◆ Required action:
Report the number of lines in the records below that contain the word "JSON", and nothing more.

(Task material)

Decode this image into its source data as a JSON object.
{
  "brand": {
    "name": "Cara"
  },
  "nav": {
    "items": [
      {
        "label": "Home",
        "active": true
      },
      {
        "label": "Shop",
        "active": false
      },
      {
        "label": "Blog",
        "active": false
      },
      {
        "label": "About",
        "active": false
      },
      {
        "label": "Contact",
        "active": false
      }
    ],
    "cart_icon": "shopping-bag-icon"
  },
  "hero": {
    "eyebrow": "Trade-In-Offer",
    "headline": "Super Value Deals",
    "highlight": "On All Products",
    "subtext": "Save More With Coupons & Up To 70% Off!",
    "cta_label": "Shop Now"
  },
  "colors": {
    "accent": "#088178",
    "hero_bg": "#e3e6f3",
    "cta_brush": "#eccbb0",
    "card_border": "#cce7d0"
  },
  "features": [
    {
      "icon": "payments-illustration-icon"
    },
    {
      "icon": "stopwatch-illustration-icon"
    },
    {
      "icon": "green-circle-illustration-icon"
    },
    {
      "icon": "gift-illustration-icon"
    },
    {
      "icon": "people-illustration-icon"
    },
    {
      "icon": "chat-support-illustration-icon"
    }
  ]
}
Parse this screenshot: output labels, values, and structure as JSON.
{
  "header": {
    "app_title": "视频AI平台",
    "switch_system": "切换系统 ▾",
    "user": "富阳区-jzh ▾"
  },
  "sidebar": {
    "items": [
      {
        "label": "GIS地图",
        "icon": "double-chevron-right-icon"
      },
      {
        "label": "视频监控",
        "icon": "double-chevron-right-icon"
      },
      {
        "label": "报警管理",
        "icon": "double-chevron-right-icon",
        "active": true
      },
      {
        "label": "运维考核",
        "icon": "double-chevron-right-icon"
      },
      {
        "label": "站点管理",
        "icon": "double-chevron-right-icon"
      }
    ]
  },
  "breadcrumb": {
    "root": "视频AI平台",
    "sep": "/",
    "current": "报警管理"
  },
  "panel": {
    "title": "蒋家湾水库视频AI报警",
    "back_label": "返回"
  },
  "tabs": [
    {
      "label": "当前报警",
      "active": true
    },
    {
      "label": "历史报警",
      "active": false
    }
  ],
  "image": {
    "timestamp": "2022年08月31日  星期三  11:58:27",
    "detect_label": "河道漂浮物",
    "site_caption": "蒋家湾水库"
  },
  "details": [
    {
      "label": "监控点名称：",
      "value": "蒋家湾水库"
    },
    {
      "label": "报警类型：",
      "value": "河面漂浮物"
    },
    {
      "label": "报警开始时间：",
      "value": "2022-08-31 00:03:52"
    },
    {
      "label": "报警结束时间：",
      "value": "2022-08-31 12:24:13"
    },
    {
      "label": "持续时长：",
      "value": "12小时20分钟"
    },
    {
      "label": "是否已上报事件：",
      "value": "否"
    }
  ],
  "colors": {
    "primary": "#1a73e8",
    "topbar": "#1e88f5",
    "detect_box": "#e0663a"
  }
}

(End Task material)

◆ Answer to the problem:
2